My work area has one wall devoted completely to books. These are my favorite novels, reference books, textbooks, and even a few magazines. I have an affinity for my literary stuff and it's always an inspiration to have it around. If I get stuck, I may pull a favorite off of a shelf, curl up on the sofa, and read a chapter or two to get back on track. I also have some of my favorite entertainment memorabilia around in my office. I've got framed autographed photos of Joan Crawford, Bette Davis, and Gloria Swanson on the wall behind me - it's the diva wall. My desk faces a beautiful view of Miami Beach and the cruise ship docks near Biscayne Bay, as well, so palm trees and blue sky also help me concentrate. And it's beautiful to work from home, which for me is a place of peace, love, and harmony. Concentration and inspiration.
Do you write on a computer? Do you print frequently? Do you correct on paper? What is your process?

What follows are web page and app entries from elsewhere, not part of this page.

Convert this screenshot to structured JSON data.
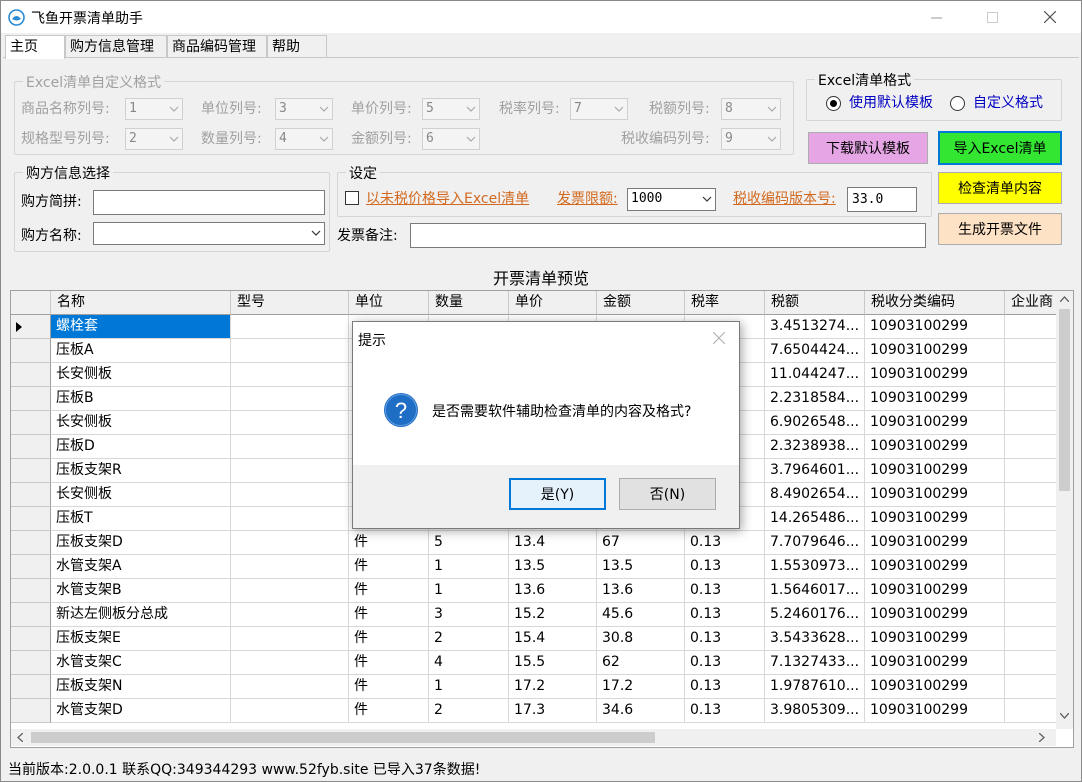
{
  "window": {
    "title": "飞鱼开票清单助手"
  },
  "tabs": [
    "主页",
    "购方信息管理",
    "商品编码管理",
    "帮助"
  ],
  "excel_format_group": {
    "title": "Excel清单自定义格式",
    "fields": [
      {
        "label": "商品名称列号:",
        "value": "1"
      },
      {
        "label": "单位列号:",
        "value": "3"
      },
      {
        "label": "单价列号:",
        "value": "5"
      },
      {
        "label": "税率列号:",
        "value": "7"
      },
      {
        "label": "税额列号:",
        "value": "8"
      },
      {
        "label": "规格型号列号:",
        "value": "2"
      },
      {
        "label": "数量列号:",
        "value": "4"
      },
      {
        "label": "金额列号:",
        "value": "6"
      },
      {
        "label": "税收编码列号:",
        "value": "9"
      }
    ]
  },
  "list_format_group": {
    "title": "Excel清单格式",
    "option_default": "使用默认模板",
    "option_custom": "自定义格式"
  },
  "buttons": {
    "download_template": "下载默认模板",
    "import_excel": "导入Excel清单",
    "check_content": "检查清单内容",
    "generate_file": "生成开票文件"
  },
  "buyer_group": {
    "title": "购方信息选择",
    "abbr_label": "购方简拼:",
    "abbr_value": "",
    "name_label": "购方名称:",
    "name_value": ""
  },
  "settings_group": {
    "title": "设定",
    "untaxed_label": "以未税价格导入Excel清单",
    "limit_label": "发票限额:",
    "limit_value": "1000",
    "code_version_label": "税收编码版本号:",
    "code_version_value": "33.0",
    "remark_label": "发票备注:",
    "remark_value": ""
  },
  "preview": {
    "title": "开票清单预览",
    "columns": [
      "名称",
      "型号",
      "单位",
      "数量",
      "单价",
      "金额",
      "税率",
      "税额",
      "税收分类编码",
      "企业商"
    ],
    "rows": [
      [
        "螺栓套",
        "",
        "",
        "",
        "",
        "",
        "",
        "3.4513274...",
        "10903100299",
        ""
      ],
      [
        "压板A",
        "",
        "",
        "",
        "",
        "",
        "",
        "7.6504424...",
        "10903100299",
        ""
      ],
      [
        "长安侧板",
        "",
        "",
        "",
        "",
        "",
        "",
        "11.044247...",
        "10903100299",
        ""
      ],
      [
        "压板B",
        "",
        "",
        "",
        "",
        "",
        "",
        "2.2318584...",
        "10903100299",
        ""
      ],
      [
        "长安侧板",
        "",
        "",
        "",
        "",
        "",
        "",
        "6.9026548...",
        "10903100299",
        ""
      ],
      [
        "压板D",
        "",
        "",
        "",
        "",
        "",
        "",
        "2.3238938...",
        "10903100299",
        ""
      ],
      [
        "压板支架R",
        "",
        "",
        "",
        "",
        "",
        "",
        "3.7964601...",
        "10903100299",
        ""
      ],
      [
        "长安侧板",
        "",
        "",
        "",
        "",
        "",
        "",
        "8.4902654...",
        "10903100299",
        ""
      ],
      [
        "压板T",
        "",
        "",
        "",
        "",
        "",
        "",
        "14.265486...",
        "10903100299",
        ""
      ],
      [
        "压板支架D",
        "",
        "件",
        "5",
        "13.4",
        "67",
        "0.13",
        "7.7079646...",
        "10903100299",
        ""
      ],
      [
        "水管支架A",
        "",
        "件",
        "1",
        "13.5",
        "13.5",
        "0.13",
        "1.5530973...",
        "10903100299",
        ""
      ],
      [
        "水管支架B",
        "",
        "件",
        "1",
        "13.6",
        "13.6",
        "0.13",
        "1.5646017...",
        "10903100299",
        ""
      ],
      [
        "新达左侧板分总成",
        "",
        "件",
        "3",
        "15.2",
        "45.6",
        "0.13",
        "5.2460176...",
        "10903100299",
        ""
      ],
      [
        "压板支架E",
        "",
        "件",
        "2",
        "15.4",
        "30.8",
        "0.13",
        "3.5433628...",
        "10903100299",
        ""
      ],
      [
        "水管支架C",
        "",
        "件",
        "4",
        "15.5",
        "62",
        "0.13",
        "7.1327433...",
        "10903100299",
        ""
      ],
      [
        "压板支架N",
        "",
        "件",
        "1",
        "17.2",
        "17.2",
        "0.13",
        "1.9787610...",
        "10903100299",
        ""
      ],
      [
        "水管支架D",
        "",
        "件",
        "2",
        "17.3",
        "34.6",
        "0.13",
        "3.9805309...",
        "10903100299",
        ""
      ]
    ]
  },
  "status": "当前版本:2.0.0.1   联系QQ:349344293   www.52fyb.site 已导入37条数据!",
  "dialog": {
    "title": "提示",
    "message": "是否需要软件辅助检查清单的内容及格式?",
    "yes": "是(Y)",
    "no": "否(N)"
  },
  "colors": {
    "selection": "#0078d7",
    "import_btn": "#32e632",
    "check_btn": "#ffff00",
    "generate_btn": "#fde2c6",
    "download_btn": "#e6a6e6",
    "link": "#d2691e"
  }
}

I write on a Mac Book using Microsoft Word. I print only when I've got the whole piece together (even a whole novel) and then disappear to another corner or the terrace or Starbucks to start reading and correcting with a pen. I will edit on the computer when I've finished a scene or a chapter, but this is never the final edit. One of my favorite things is to see a printed manuscript with my handwritten notes all over it. That gives me a sense of tremendous accomplishment.
What sites do you frequent on-line to share experiences or information?
I'm a Facebook addict - I've got some connections with fellow writers and that's always helpful. But I try to stay away from online forums and discussions because of my sense of "justice". It's hard to explain, but I get very upset when I see people treated badly in an online environment - and this happens quite often. Of course then I want to jump in and play defense and that's not helpful for a reputation, especially for a new author. Technology has given us some of our greatest triumph - and probably sends some poor souls into complete despair. That's why I "hide" from online attention.
What has been your experience with publishers?
Publishers are tough. Just with any creative judge, it all depends on how a person is feeling on the day he or she reads your manuscripts. I have a couple of interested publishers for my second novel - and I've had a few that simply hated it. J.K. Rowling tried numerous times to get Harry Potter and the Sorcerer's Stone published - and got turned down. I believe John Grisham got the "tintack" a few times, too. So publishers wield a lot of power based on personal feelings and the almighty dollar, which leaves many talented artists out. But the world is changing - the Internet and self publishing make it possible for any artist to get out there and I think that's wonderful.
What are you working on now?
I am editing my second novel, Finding Mississippi. I'm doing my own editing and also handing the pieces over to my creative writing group for their input, which has been invaluable. I'm "percolating" an idea for a third novel and hope to start writing soon. I'm also doing contract work as a copywriter and instructional designer, so both the creative and the commercial are in full swing.
What do you recommend I do with all those things I wrote years ago but have never been able to bring myself to show anyone?
What are you waiting for? Pull them out, read them, edit them, join (or start) a creative writing group and keep on stepping. The beauty of our technical age is that creative writing groups don't even have to be "in person". Just use the notes feature in word processing and you have a face-to-face meeting right there at your computer. I always say that being published doesn't make you a writer. The act of writing makes you a writer, so get that stuff out, dust it off, make improvements, and start writing again!
Miami Beach, FL USA